As I shared with Susan Piver in our recent interview, one of the reasons I started meditating was so that I could feel safer “out there” in the world, so that despite my vulnerability, I could be brave and take risks. In this way, I was secretly hoping that meditation would protect me.
When I sit on the cushion, I try to focus awareness on the breath. And when thoughts inevitably take that awareness away, I gently return it to the breath. While this sounds incredibly simple, there are times when it could not be more difficult. Thoughts about everything from the mundane (what am I going to eat for breakfast?) to the profound (what am I doing with my life?) to the painful (what if I grow old alone?) arise and make the breath seem like the least interesting thing on Earth.
An inherent bias for action makes me want to do something, not just sit there. There have been more times than I care to admit that I have wanted to give up – to turn off my little iPhone meditation app, get up, and walk away. Luckily staying seated also appeals to my inherent laziness so I’ve been able to resist that temptation for the most part. And I’m learning that part of the practice is exactly that: resisting the urge to give up and, even if you are having what you think is the worst practice of your life, staying.
In some ways, it is getting easier. I recognize my wandering mind a little earlier and can return awareness to the breath. At the same time, the practice seems to be deepening my awareness of my essential vulnerability. While I’d initially hoped that it would serve as a protective shield for me, I’m instead feeling even more raw, open, and exposed. It’s uncomfortable. But I sit. Stay.
Relationships, too, are inherently uncomfortable. During the past several months in my relationship, thoughts and issues have arisen and at times have made me want to run away. Letting go of past hurts, staying in the present moment, giving someone the benefit of the doubt, accepting uncertainty – these are not easy things to do day in and day out.
Like an abused dog that has been adopted into a new and loving home, I hold the memory of being hurt just under the surface, even when my tail is wagging. Sometimes I want to run away, fearing the beating. But if I ran, might I miss the biscuit? And when the outcome is truly unknown, isn’t the biscuit at least as likely, if not more so, than the blow?

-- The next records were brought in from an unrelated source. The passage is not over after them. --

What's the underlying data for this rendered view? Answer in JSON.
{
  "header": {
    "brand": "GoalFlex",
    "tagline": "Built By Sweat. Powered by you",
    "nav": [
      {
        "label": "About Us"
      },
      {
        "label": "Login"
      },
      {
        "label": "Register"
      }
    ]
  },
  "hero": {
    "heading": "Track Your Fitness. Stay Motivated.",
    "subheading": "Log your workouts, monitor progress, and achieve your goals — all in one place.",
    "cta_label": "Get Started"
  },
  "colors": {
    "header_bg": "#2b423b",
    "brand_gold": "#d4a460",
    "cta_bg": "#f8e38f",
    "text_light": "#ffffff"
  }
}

Like meditation, this relationship has reminded me how powerless I am, but that there is strength in that. If I can tolerate the uncertainty and the empty spaces, there is great possibility. So I sit. Stay.